[Dataset rows for apps and sites]
·····

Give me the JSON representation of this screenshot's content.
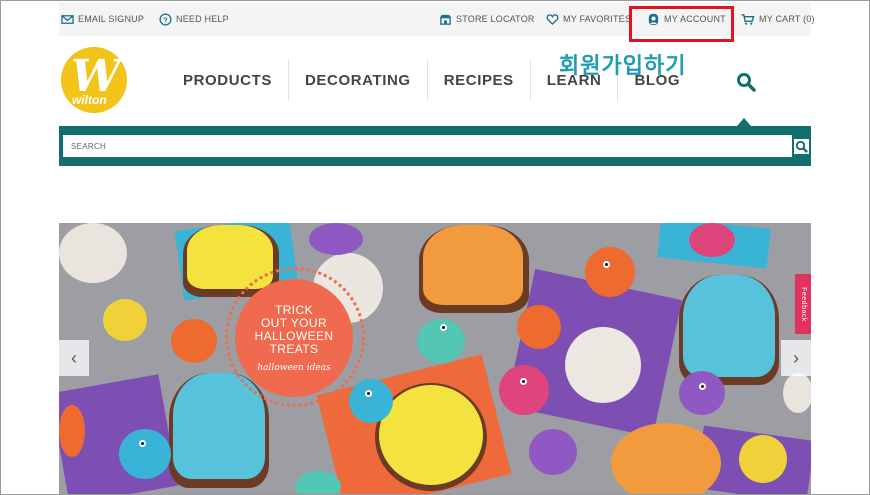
{
  "topbar": {
    "email_signup": "EMAIL SIGNUP",
    "need_help": "NEED HELP",
    "store_locator": "STORE LOCATOR",
    "my_favorites": "MY FAVORITES",
    "my_account": "MY ACCOUNT",
    "my_cart": "MY CART (0)"
  },
  "logo": {
    "text": "wilton"
  },
  "nav": {
    "items": [
      "PRODUCTS",
      "DECORATING",
      "RECIPES",
      "LEARN",
      "BLOG"
    ]
  },
  "annotation": {
    "korean_text": "회원가입하기",
    "highlight_color": "#e0151f"
  },
  "search": {
    "placeholder": "SEARCH"
  },
  "hero": {
    "badge_line1": "TRICK",
    "badge_line2": "OUT YOUR",
    "badge_line3": "HALLOWEEN",
    "badge_line4": "TREATS",
    "badge_sub": "halloween ideas",
    "prev_label": "‹",
    "next_label": "›"
  },
  "feedback": {
    "label": "Feedback"
  },
  "colors": {
    "teal": "#136e6e",
    "logo_yellow": "#f2c318",
    "badge": "#ef6a4e"
  }
}
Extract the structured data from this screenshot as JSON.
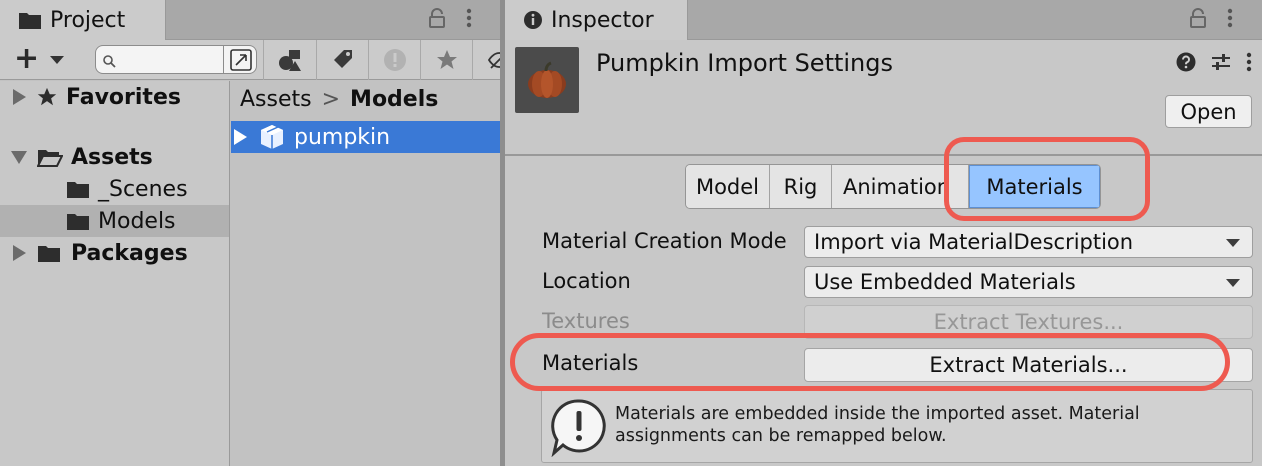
{
  "project_panel": {
    "tab_title": "Project",
    "toolbar": {
      "add_label": "+",
      "search_placeholder": "",
      "icons": [
        "search-by-type-icon",
        "label-icon",
        "error-icon",
        "favorite-icon",
        "hidden-packages-icon"
      ]
    },
    "tree": [
      {
        "label": "Favorites",
        "bold": true,
        "expanded": false
      },
      {
        "label": "Assets",
        "bold": true,
        "expanded": true
      },
      {
        "label": "_Scenes",
        "bold": false
      },
      {
        "label": "Models",
        "bold": false,
        "selected": true
      },
      {
        "label": "Packages",
        "bold": true,
        "expanded": false
      }
    ],
    "breadcrumb": {
      "root": "Assets",
      "separator": ">",
      "current": "Models"
    },
    "files": [
      {
        "label": "pumpkin",
        "selected": true
      }
    ]
  },
  "inspector": {
    "tab_title": "Inspector",
    "header_title": "Pumpkin Import Settings",
    "open_label": "Open",
    "tabs": [
      {
        "label": "Model"
      },
      {
        "label": "Rig"
      },
      {
        "label": "Animation"
      },
      {
        "label": "Materials",
        "active": true
      }
    ],
    "properties": {
      "creation_mode_label": "Material Creation Mode",
      "creation_mode_value": "Import via MaterialDescription",
      "location_label": "Location",
      "location_value": "Use Embedded Materials",
      "textures_label": "Textures",
      "textures_button": "Extract Textures...",
      "materials_label": "Materials",
      "materials_button": "Extract Materials..."
    },
    "help_text": "Materials are embedded inside the imported asset. Material assignments can be remapped below."
  },
  "colors": {
    "selection_blue": "#3a79d6",
    "active_tab_blue": "#96c5ff",
    "highlight_red": "#ee5a50"
  }
}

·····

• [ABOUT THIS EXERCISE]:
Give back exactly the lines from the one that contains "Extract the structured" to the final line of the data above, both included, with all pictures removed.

• [YOUR SOLUTION]:
Extract the structured data from this screenshot as JSON.
{
  "project_panel": {
    "tab_title": "Project",
    "toolbar": {
      "add_label": "+",
      "search_placeholder": "",
      "icons": [
        "search-by-type-icon",
        "label-icon",
        "error-icon",
        "favorite-icon",
        "hidden-packages-icon"
      ]
    },
    "tree": [
      {
        "label": "Favorites",
        "bold": true,
        "expanded": false
      },
      {
        "label": "Assets",
        "bold": true,
        "expanded": true
      },
      {
        "label": "_Scenes",
        "bold": false
      },
      {
        "label": "Models",
        "bold": false,
        "selected": true
      },
      {
        "label": "Packages",
        "bold": true,
        "expanded": false
      }
    ],
    "breadcrumb": {
      "root": "Assets",
      "separator": ">",
      "current": "Models"
    },
    "files": [
      {
        "label": "pumpkin",
        "selected": true
      }
    ]
  },
  "inspector": {
    "tab_title": "Inspector",
    "header_title": "Pumpkin Import Settings",
    "open_label": "Open",
    "tabs": [
      {
        "label": "Model"
      },
      {
        "label": "Rig"
      },
      {
        "label": "Animation"
      },
      {
        "label": "Materials",
        "active": true
      }
    ],
    "properties": {
      "creation_mode_label": "Material Creation Mode",
      "creation_mode_value": "Import via MaterialDescription",
      "location_label": "Location",
      "location_value": "Use Embedded Materials",
      "textures_label": "Textures",
      "textures_button": "Extract Textures...",
      "materials_label": "Materials",
      "materials_button": "Extract Materials..."
    },
    "help_text": "Materials are embedded inside the imported asset. Material assignments can be remapped below."
  },
  "colors": {
    "selection_blue": "#3a79d6",
    "active_tab_blue": "#96c5ff",
    "highlight_red": "#ee5a50"
  }
}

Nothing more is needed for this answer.